The new ceasefire that started on Tuesday night, worked out by Israel and Palestinians in Cairo, heads in this direction, a tradeoff between lifting the economic embargo in return for demilitarisation of Gaza. After the deaths of 64 Israeli soldiers, six civilians and an estimated 2139 Palestinians, and billions of dollars in property and infrastructure damage over the past seven weeks, let’s hope this truce lasts.
Canberra will shortly have to choose a new ambassador to Indonesia, with present envoy Greg Moriarty finishing a turbulent four-year posting at the end of the year.
The new ambassador should be someone equipped to influence the greenhorn president, Joko Widodo, or “Jokowi”, who takes over from Susilo Bambang Yudhoyono on October 20.
Presumably credentials will be presented to the new president rather than the old. A clutch of senior career diplomats are in the running, including Peter Woolcott, son of the 1970s occupant of the Jalan Teuku Umar ambassadorial residence, Richard Woolcott, along with at least one military figure.
Jokowi, 53, could do with some tactful policy guidance from Indonesia’s friends, now that the court challenge to his election win by rival Prabowo Subianto has been comprehensively dismissed. He has the right instincts about sharpening delivery of government services, and aims to cut the domestic fuel subsidies, running at more than $25 billion a year, during his first five-year term. But his “transition team” of policy advisers has drawn mixed reviews. The university rector Anies Baswedan is widely respected for his emphasis on greater access to higher education, and the academic defence specialist Andi Widjajanto – son of the late army general Theo Syafei, whose troops captured Timor resistance leader Xanana Gusmão in 1992 – is said to favour a more professional military than the present semi-political garrison force.
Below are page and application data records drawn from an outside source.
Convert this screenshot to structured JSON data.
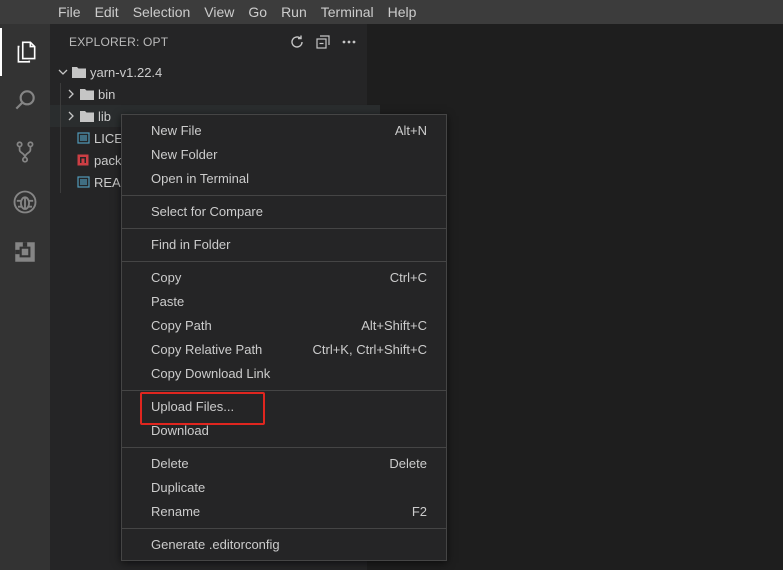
{
  "menubar": {
    "items": [
      "File",
      "Edit",
      "Selection",
      "View",
      "Go",
      "Run",
      "Terminal",
      "Help"
    ]
  },
  "activity_bar": {
    "icons": [
      "files-icon",
      "search-icon",
      "source-control-icon",
      "debug-icon",
      "extensions-icon"
    ]
  },
  "sidebar": {
    "title": "EXPLORER: OPT",
    "tree": [
      {
        "label": "yarn-v1.22.4",
        "icon": "folder-icon",
        "expanded": true
      },
      {
        "label": "bin",
        "icon": "folder-icon",
        "expanded": false
      },
      {
        "label": "lib",
        "icon": "folder-icon",
        "expanded": false
      },
      {
        "label": "LICE",
        "icon": "license-file-icon"
      },
      {
        "label": "packa",
        "icon": "json-file-icon"
      },
      {
        "label": "READ",
        "icon": "readme-file-icon"
      }
    ]
  },
  "context_menu": {
    "items": [
      {
        "label": "New File",
        "shortcut": "Alt+N"
      },
      {
        "label": "New Folder",
        "shortcut": ""
      },
      {
        "label": "Open in Terminal",
        "shortcut": ""
      },
      {
        "label": "Select for Compare",
        "shortcut": ""
      },
      {
        "label": "Find in Folder",
        "shortcut": ""
      },
      {
        "label": "Copy",
        "shortcut": "Ctrl+C"
      },
      {
        "label": "Paste",
        "shortcut": ""
      },
      {
        "label": "Copy Path",
        "shortcut": "Alt+Shift+C"
      },
      {
        "label": "Copy Relative Path",
        "shortcut": "Ctrl+K, Ctrl+Shift+C"
      },
      {
        "label": "Copy Download Link",
        "shortcut": ""
      },
      {
        "label": "Upload Files...",
        "shortcut": ""
      },
      {
        "label": "Download",
        "shortcut": ""
      },
      {
        "label": "Delete",
        "shortcut": "Delete"
      },
      {
        "label": "Duplicate",
        "shortcut": ""
      },
      {
        "label": "Rename",
        "shortcut": "F2"
      },
      {
        "label": "Generate .editorconfig",
        "shortcut": ""
      }
    ]
  },
  "colors": {
    "highlight": "#e0261f",
    "activity_bar": "#333333",
    "sidebar": "#252526",
    "editor": "#1e1e1e"
  }
}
However the chair of the team, Rini Soewandi, is a worry. A former chief of the local Toyota partner Astra and a Jakarta Stock Exchange executive, she was trade minister in the 2001-04 government of Megawati Sukarnoputri, where she showed herself to be “very protectionist” and inclined to preferential treatment of some interests, according to one long-time economic analyst. The two other Jakarta politicos on the panel also seem steeped in the existing milieu of Jakarta elite politics. “It’s not good news at all,” the economist said. “The transition team is the first real worrying sign about what a Jokowi administration may mean for economic policy. Hopefully a temporary blip.”
Socialism surfaced this week in the unlikely setting of Macau.
On Monday a thousand croupiers and other casino staff assembled outside the Sands Macau gambling palace of right-wing American billionaire Sheldon Adelson, and marched down to the government offices in the former Portuguese enclave, now a Chinese special zone. The route took them past other casinos, including those owned by the Melco Crown partnership of Lawrence Ho and James Packer.
As well as demands for more money and perks, the staff are seeking greater protection from passive smoking. Packer won exclusion from regulations about smoking for his casino in Sydney’s Barangaroo project, arguing high rollers won’t come unless they can puff away. Now it seems the Nanny State is striking at the very heart of global gambling.
This article was first published in the print edition of The Saturday Paper on Aug 30, 2014 as "Conflicts reveal Arab Spring tensions". Subscribe here.